— Exercise requirements —
Output the whole listing exactly, except for the pictures in it.

— Supplied data —
# # # # #

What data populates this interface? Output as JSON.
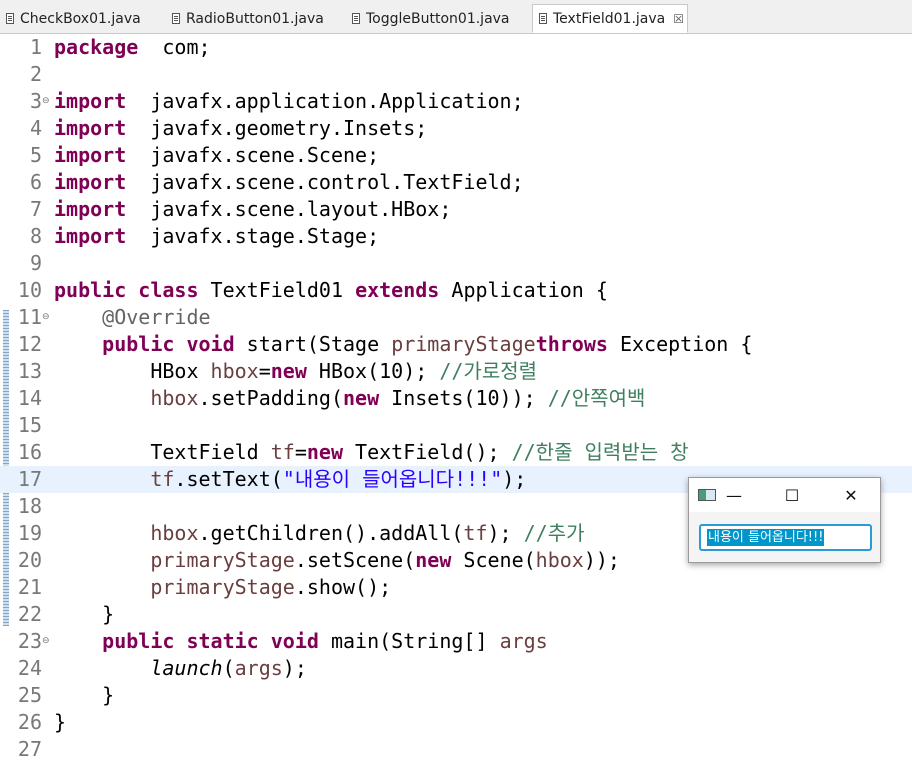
{
  "tabs": [
    {
      "label": "CheckBox01.java",
      "active": false
    },
    {
      "label": "RadioButton01.java",
      "active": false
    },
    {
      "label": "ToggleButton01.java",
      "active": false
    },
    {
      "label": "TextField01.java",
      "active": true
    }
  ],
  "tab_close_glyph": "☒",
  "editor": {
    "current_line": 17,
    "lines": [
      {
        "n": "1",
        "t": [
          [
            "kw",
            "package"
          ],
          [
            "",
            "  com;"
          ]
        ]
      },
      {
        "n": "2",
        "t": []
      },
      {
        "n": "3",
        "fold": true,
        "t": [
          [
            "kw",
            "import"
          ],
          [
            "",
            "  javafx.application.Application;"
          ]
        ]
      },
      {
        "n": "4",
        "t": [
          [
            "kw",
            "import"
          ],
          [
            "",
            "  javafx.geometry.Insets;"
          ]
        ]
      },
      {
        "n": "5",
        "t": [
          [
            "kw",
            "import"
          ],
          [
            "",
            "  javafx.scene.Scene;"
          ]
        ]
      },
      {
        "n": "6",
        "t": [
          [
            "kw",
            "import"
          ],
          [
            "",
            "  javafx.scene.control.TextField;"
          ]
        ]
      },
      {
        "n": "7",
        "t": [
          [
            "kw",
            "import"
          ],
          [
            "",
            "  javafx.scene.layout.HBox;"
          ]
        ]
      },
      {
        "n": "8",
        "t": [
          [
            "kw",
            "import"
          ],
          [
            "",
            "  javafx.stage.Stage;"
          ]
        ]
      },
      {
        "n": "9",
        "t": []
      },
      {
        "n": "10",
        "t": [
          [
            "kw",
            "public"
          ],
          [
            "",
            " "
          ],
          [
            "kw",
            "class"
          ],
          [
            "",
            " TextField01 "
          ],
          [
            "kw",
            "extends"
          ],
          [
            "",
            " Application {"
          ]
        ]
      },
      {
        "n": "11",
        "fold": true,
        "t": [
          [
            "",
            "    "
          ],
          [
            "an",
            "@Override"
          ]
        ]
      },
      {
        "n": "12",
        "t": [
          [
            "",
            "    "
          ],
          [
            "kw",
            "public"
          ],
          [
            "",
            " "
          ],
          [
            "kw",
            "void"
          ],
          [
            "",
            " start(Stage "
          ],
          [
            "vr",
            "primaryStage"
          ],
          [
            ") "
          ],
          [
            "kw",
            "throws"
          ],
          [
            "",
            " Exception {"
          ]
        ]
      },
      {
        "n": "13",
        "t": [
          [
            "",
            "        HBox "
          ],
          [
            "vr",
            "hbox"
          ],
          [
            "",
            "="
          ],
          [
            "kw",
            "new"
          ],
          [
            "",
            " HBox(10); "
          ],
          [
            "cm",
            "//가로정렬"
          ]
        ]
      },
      {
        "n": "14",
        "t": [
          [
            "",
            "        "
          ],
          [
            "vr",
            "hbox"
          ],
          [
            "",
            ".setPadding("
          ],
          [
            "kw",
            "new"
          ],
          [
            "",
            " Insets(10)); "
          ],
          [
            "cm",
            "//안쪽여백"
          ]
        ]
      },
      {
        "n": "15",
        "t": []
      },
      {
        "n": "16",
        "t": [
          [
            "",
            "        TextField "
          ],
          [
            "vr",
            "tf"
          ],
          [
            "",
            "="
          ],
          [
            "kw",
            "new"
          ],
          [
            "",
            " TextField(); "
          ],
          [
            "cm",
            "//한줄 입력받는 창"
          ]
        ]
      },
      {
        "n": "17",
        "t": [
          [
            "",
            "        "
          ],
          [
            "vr",
            "tf"
          ],
          [
            "",
            ".setText("
          ],
          [
            "st",
            "\"내용이 들어옵니다!!!\""
          ],
          [
            "",
            ");"
          ]
        ]
      },
      {
        "n": "18",
        "t": []
      },
      {
        "n": "19",
        "t": [
          [
            "",
            "        "
          ],
          [
            "vr",
            "hbox"
          ],
          [
            "",
            ".getChildren().addAll("
          ],
          [
            "vr",
            "tf"
          ],
          [
            "",
            "); "
          ],
          [
            "cm",
            "//추가"
          ]
        ]
      },
      {
        "n": "20",
        "t": [
          [
            "",
            "        "
          ],
          [
            "vr",
            "primaryStage"
          ],
          [
            "",
            ".setScene("
          ],
          [
            "kw",
            "new"
          ],
          [
            "",
            " Scene("
          ],
          [
            "vr",
            "hbox"
          ],
          [
            "",
            "));"
          ]
        ]
      },
      {
        "n": "21",
        "t": [
          [
            "",
            "        "
          ],
          [
            "vr",
            "primaryStage"
          ],
          [
            "",
            ".show();"
          ]
        ]
      },
      {
        "n": "22",
        "t": [
          [
            "",
            "    }"
          ]
        ]
      },
      {
        "n": "23",
        "fold": true,
        "t": [
          [
            "",
            "    "
          ],
          [
            "kw",
            "public"
          ],
          [
            "",
            " "
          ],
          [
            "kw",
            "static"
          ],
          [
            "",
            " "
          ],
          [
            "kw",
            "void"
          ],
          [
            "",
            " main(String[] "
          ],
          [
            "vr",
            "args"
          ],
          [
            ") {"
          ]
        ]
      },
      {
        "n": "24",
        "t": [
          [
            "",
            "        "
          ],
          [
            "it",
            "launch"
          ],
          [
            "",
            "("
          ],
          [
            "vr",
            "args"
          ],
          [
            "",
            ");"
          ]
        ]
      },
      {
        "n": "25",
        "t": [
          [
            "",
            "    }"
          ]
        ]
      },
      {
        "n": "26",
        "t": [
          [
            "",
            "}"
          ]
        ]
      },
      {
        "n": "27",
        "t": []
      }
    ]
  },
  "fx_window": {
    "minimize_glyph": "—",
    "maximize_glyph": "☐",
    "close_glyph": "✕",
    "textfield_value": "내용이 들어옵니다!!!"
  }
}
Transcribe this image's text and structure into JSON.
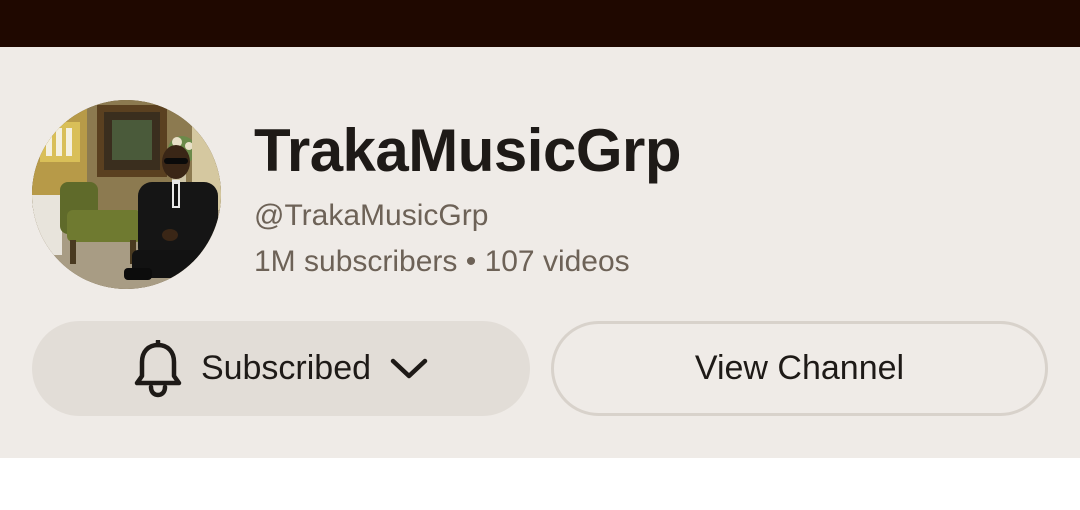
{
  "channel": {
    "name": "TrakaMusicGrp",
    "handle": "@TrakaMusicGrp",
    "stats": "1M subscribers • 107 videos",
    "avatar_icon": "channel-avatar-photo"
  },
  "actions": {
    "subscribed_label": "Subscribed",
    "subscribed_icon": "bell-icon",
    "dropdown_icon": "chevron-down-icon",
    "view_channel_label": "View Channel"
  },
  "colors": {
    "status_bar": "#1f0800",
    "card_background": "#efebe7",
    "subscribed_button": "#e2ddd7",
    "primary_text": "#1e1a17",
    "secondary_text": "#6d6257"
  }
}
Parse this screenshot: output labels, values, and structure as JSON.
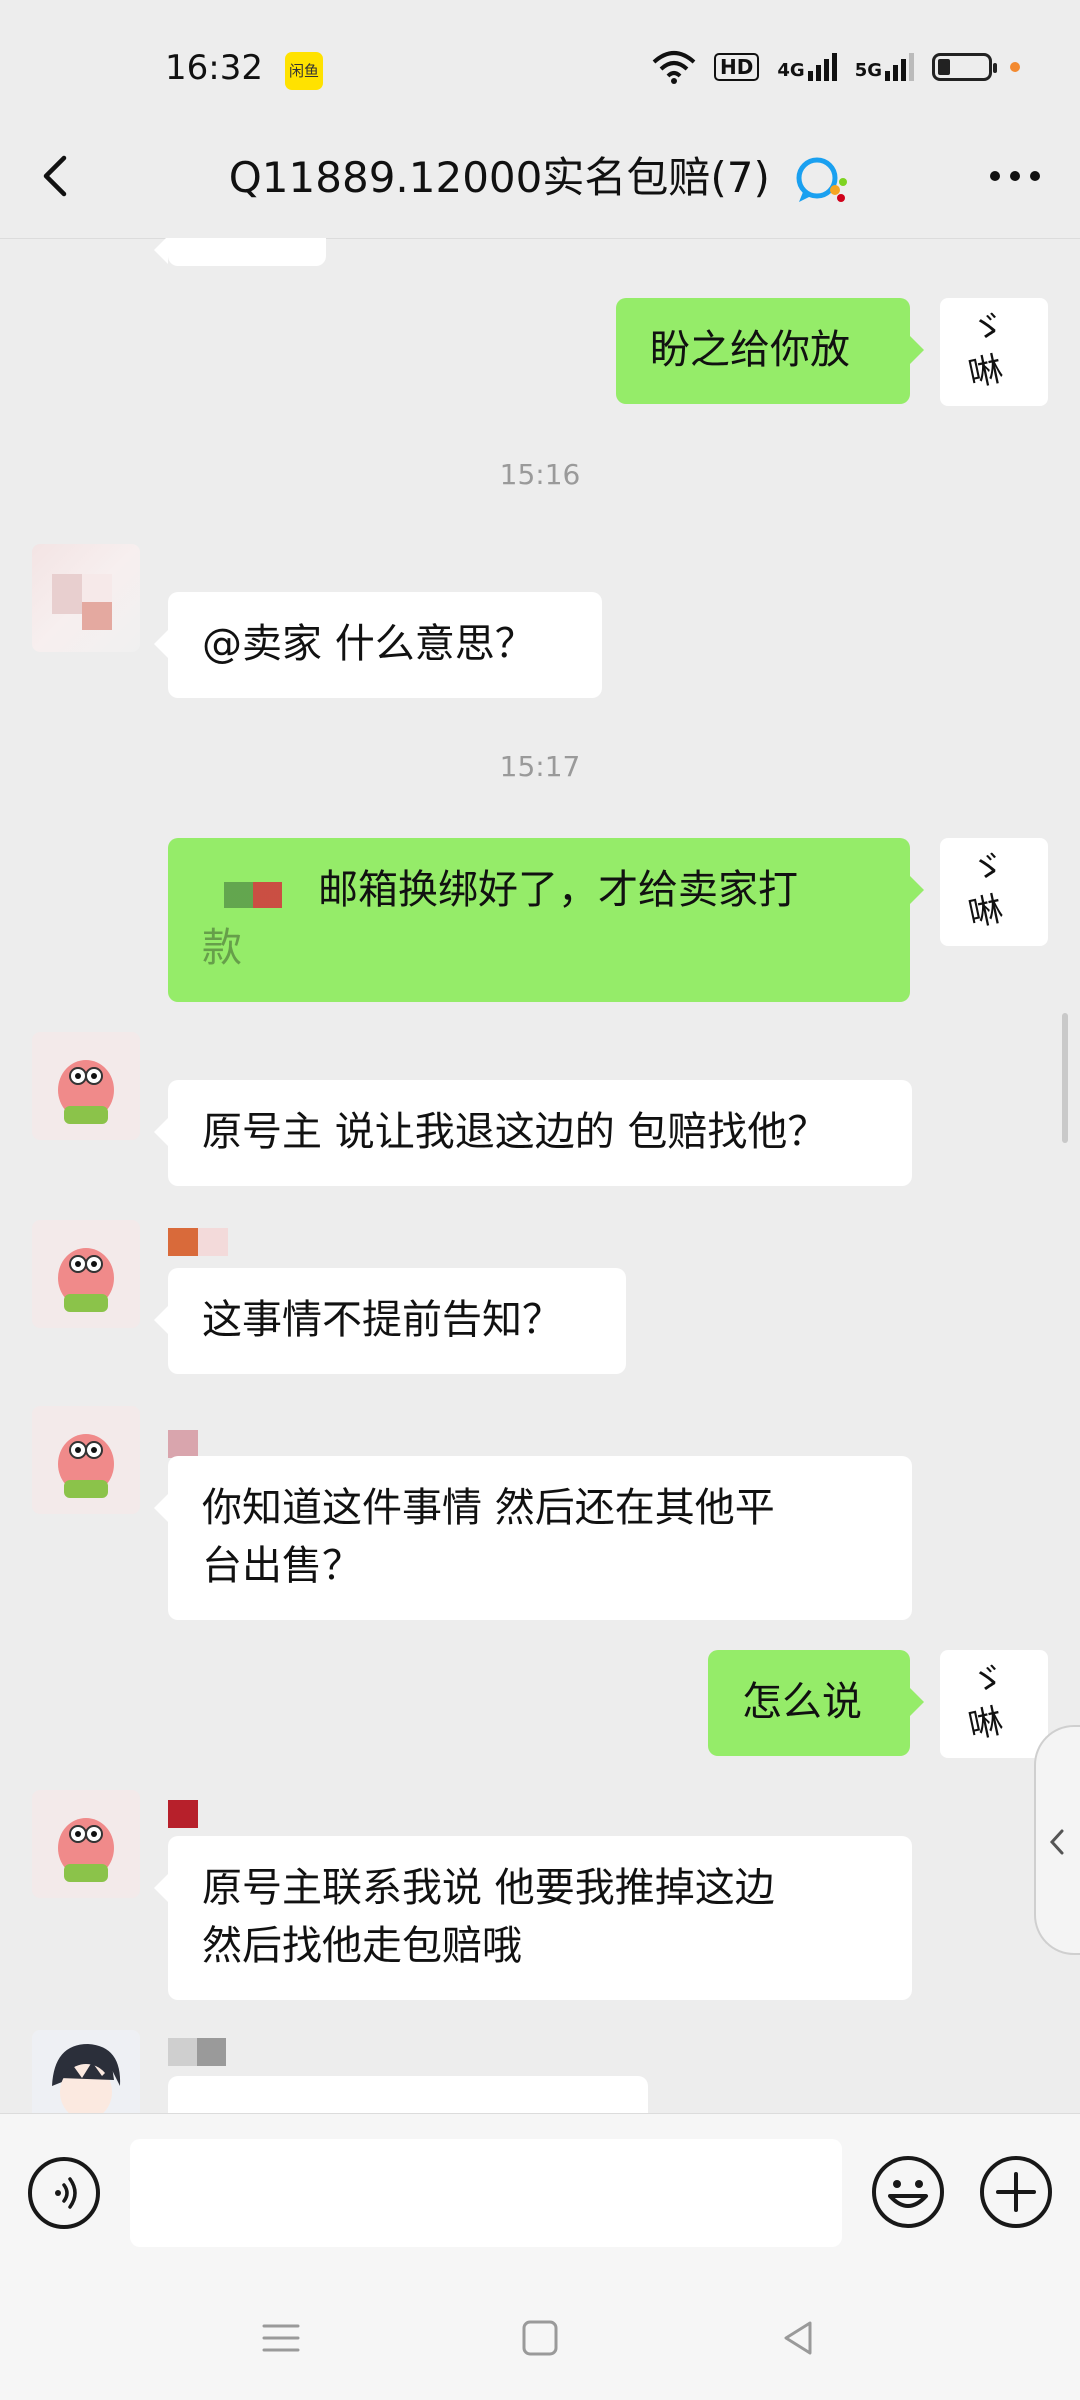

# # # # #

— Solution for this task —
What data populates this interface? Output as JSON.
{
  "tabs": [
    {
      "label": "CheckBox01.java",
      "active": false
    },
    {
      "label": "RadioButton01.java",
      "active": false
    },
    {
      "label": "ToggleButton01.java",
      "active": false
    },
    {
      "label": "TextField01.java",
      "active": true
    }
  ],
  "tab_close_glyph": "☒",
  "editor": {
    "current_line": 17,
    "lines": [
      {
        "n": "1",
        "t": [
          [
            "kw",
            "package"
          ],
          [
            "",
            "  com;"
          ]
        ]
      },
      {
        "n": "2",
        "t": []
      },
      {
        "n": "3",
        "fold": true,
        "t": [
          [
            "kw",
            "import"
          ],
          [
            "",
            "  javafx.application.Application;"
          ]
        ]
      },
      {
        "n": "4",
        "t": [
          [
            "kw",
            "import"
          ],
          [
            "",
            "  javafx.geometry.Insets;"
          ]
        ]
      },
      {
        "n": "5",
        "t": [
          [
            "kw",
            "import"
          ],
          [
            "",
            "  javafx.scene.Scene;"
          ]
        ]
      },
      {
        "n": "6",
        "t": [
          [
            "kw",
            "import"
          ],
          [
            "",
            "  javafx.scene.control.TextField;"
          ]
        ]
      },
      {
        "n": "7",
        "t": [
          [
            "kw",
            "import"
          ],
          [
            "",
            "  javafx.scene.layout.HBox;"
          ]
        ]
      },
      {
        "n": "8",
        "t": [
          [
            "kw",
            "import"
          ],
          [
            "",
            "  javafx.stage.Stage;"
          ]
        ]
      },
      {
        "n": "9",
        "t": []
      },
      {
        "n": "10",
        "t": [
          [
            "kw",
            "public"
          ],
          [
            "",
            " "
          ],
          [
            "kw",
            "class"
          ],
          [
            "",
            " TextField01 "
          ],
          [
            "kw",
            "extends"
          ],
          [
            "",
            " Application {"
          ]
        ]
      },
      {
        "n": "11",
        "fold": true,
        "t": [
          [
            "",
            "    "
          ],
          [
            "an",
            "@Override"
          ]
        ]
      },
      {
        "n": "12",
        "t": [
          [
            "",
            "    "
          ],
          [
            "kw",
            "public"
          ],
          [
            "",
            " "
          ],
          [
            "kw",
            "void"
          ],
          [
            "",
            " start(Stage "
          ],
          [
            "vr",
            "primaryStage"
          ],
          [
            ") "
          ],
          [
            "kw",
            "throws"
          ],
          [
            "",
            " Exception {"
          ]
        ]
      },
      {
        "n": "13",
        "t": [
          [
            "",
            "        HBox "
          ],
          [
            "vr",
            "hbox"
          ],
          [
            "",
            "="
          ],
          [
            "kw",
            "new"
          ],
          [
            "",
            " HBox(10); "
          ],
          [
            "cm",
            "//가로정렬"
          ]
        ]
      },
      {
        "n": "14",
        "t": [
          [
            "",
            "        "
          ],
          [
            "vr",
            "hbox"
          ],
          [
            "",
            ".setPadding("
          ],
          [
            "kw",
            "new"
          ],
          [
            "",
            " Insets(10)); "
          ],
          [
            "cm",
            "//안쪽여백"
          ]
        ]
      },
      {
        "n": "15",
        "t": []
      },
      {
        "n": "16",
        "t": [
          [
            "",
            "        TextField "
          ],
          [
            "vr",
            "tf"
          ],
          [
            "",
            "="
          ],
          [
            "kw",
            "new"
          ],
          [
            "",
            " TextField(); "
          ],
          [
            "cm",
            "//한줄 입력받는 창"
          ]
        ]
      },
      {
        "n": "17",
        "t": [
          [
            "",
            "        "
          ],
          [
            "vr",
            "tf"
          ],
          [
            "",
            ".setText("
          ],
          [
            "st",
            "\"내용이 들어옵니다!!!\""
          ],
          [
            "",
            ");"
          ]
        ]
      },
      {
        "n": "18",
        "t": []
      },
      {
        "n": "19",
        "t": [
          [
            "",
            "        "
          ],
          [
            "vr",
            "hbox"
          ],
          [
            "",
            ".getChildren().addAll("
          ],
          [
            "vr",
            "tf"
          ],
          [
            "",
            "); "
          ],
          [
            "cm",
            "//추가"
          ]
        ]
      },
      {
        "n": "20",
        "t": [
          [
            "",
            "        "
          ],
          [
            "vr",
            "primaryStage"
          ],
          [
            "",
            ".setScene("
          ],
          [
            "kw",
            "new"
          ],
          [
            "",
            " Scene("
          ],
          [
            "vr",
            "hbox"
          ],
          [
            "",
            "));"
          ]
        ]
      },
      {
        "n": "21",
        "t": [
          [
            "",
            "        "
          ],
          [
            "vr",
            "primaryStage"
          ],
          [
            "",
            ".show();"
          ]
        ]
      },
      {
        "n": "22",
        "t": [
          [
            "",
            "    }"
          ]
        ]
      },
      {
        "n": "23",
        "fold": true,
        "t": [
          [
            "",
            "    "
          ],
          [
            "kw",
            "public"
          ],
          [
            "",
            " "
          ],
          [
            "kw",
            "static"
          ],
          [
            "",
            " "
          ],
          [
            "kw",
            "void"
          ],
          [
            "",
            " main(String[] "
          ],
          [
            "vr",
            "args"
          ],
          [
            ") {"
          ]
        ]
      },
      {
        "n": "24",
        "t": [
          [
            "",
            "        "
          ],
          [
            "it",
            "launch"
          ],
          [
            "",
            "("
          ],
          [
            "vr",
            "args"
          ],
          [
            "",
            ");"
          ]
        ]
      },
      {
        "n": "25",
        "t": [
          [
            "",
            "    }"
          ]
        ]
      },
      {
        "n": "26",
        "t": [
          [
            "",
            "}"
          ]
        ]
      },
      {
        "n": "27",
        "t": []
      }
    ]
  },
  "fx_window": {
    "minimize_glyph": "—",
    "maximize_glyph": "☐",
    "close_glyph": "✕",
    "textfield_value": "내용이 들어옵니다!!!"
  }
}
Transcribe this image's text and structure into JSON.
{
  "channel": {
    "name": "TrakaMusicGrp",
    "handle": "@TrakaMusicGrp",
    "stats": "1M subscribers • 107 videos",
    "avatar_icon": "channel-avatar-photo"
  },
  "actions": {
    "subscribed_label": "Subscribed",
    "subscribed_icon": "bell-icon",
    "dropdown_icon": "chevron-down-icon",
    "view_channel_label": "View Channel"
  },
  "colors": {
    "status_bar": "#1f0800",
    "card_background": "#efebe7",
    "subscribed_button": "#e2ddd7",
    "primary_text": "#1e1a17",
    "secondary_text": "#6d6257"
  }
}
Parse this screenshot: output labels, values, and structure as JSON.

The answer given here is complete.